“Shooting must stop immediately,” he said in a video message posted on his Twitter account.
The military and the RSF traded blame for triggering the clashes, which centered in Khartoum but also took place in other areas across the country including the Northern province, the conflict-ravaged Darfur region, and the strategic coastal city of Port Sudan on the Red Sea, a military official said.
Current tensions between the military and the paramilitary stem from a disagreement over how the RSF, headed by Gen. Mohammed Hamdan Dagalo, should be integrated into the military and what authority should oversee the process. The merger is a key condition of Sudan’s unsigned transition agreement with political groups.
The fighting began at a military base south of Khartoum, with both sides trading accusations of initiating an attack. Clashes then spread in many areas across the capital, including around the military’s headquarters, the airport and the Republican Palace, the seat of the country’s presidency.
“Khartoum has become a battlefield,” said Tahani Abass, a prominent Sudanese rights advocate who lives close to the military’s headquarters. “The situation is very dire, and we don’t know when it will be ended.”
The RSF alleged in a statement that its forces controlled many strategic places in Khartoum and the northern city of Merowe some 350 kilometers (215 miles) northwest of Khartoum. The military dismissed the claims as “lies.”

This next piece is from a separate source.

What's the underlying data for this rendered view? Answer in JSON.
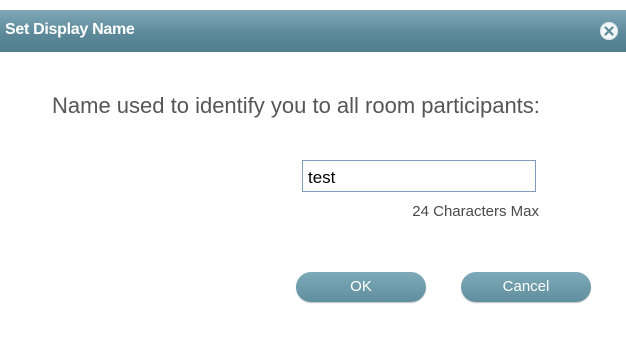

In a series of statements, the military also declared the RSF as a rebel force and unleashed the powerful air force against RSF positions in and around Khartoum.
Volker Perthes, the U.N. envoy for Sudan, urged both parties for “an immediate cessation of fighting to ensure the safety of the Sudanese people and to spare the country from further violence.”
Perthes and Saudi Ambassador in Sudan, Ali Bin Hassan Jaffar, were leading communications with Gen. Abdel-Fattah Burhan, the country’s top military official, and Dagalo to embark on a dialogue to settle their dispute, said a U.N. official who asked for anonymity to discuss internal deliberations.
Egypt, Saudi Arabia and the United Arab Emirates called on those fighting in Sudan to exercise restraint and work toward a political solution in the county.
The U.S. Ambassador to Sudan, John Godfrey, wrote online that he was “currently sheltering in place with the Embassy team, as Sudanese throughout Khartoum and elsewhere are doing.” He urged bother sides to cease fire.
“Escalation of tensions within the military component to direct fighting is extremely dangerous,” Godfrey wrote. “I urgently call on senior military leaders to stop the fighting.”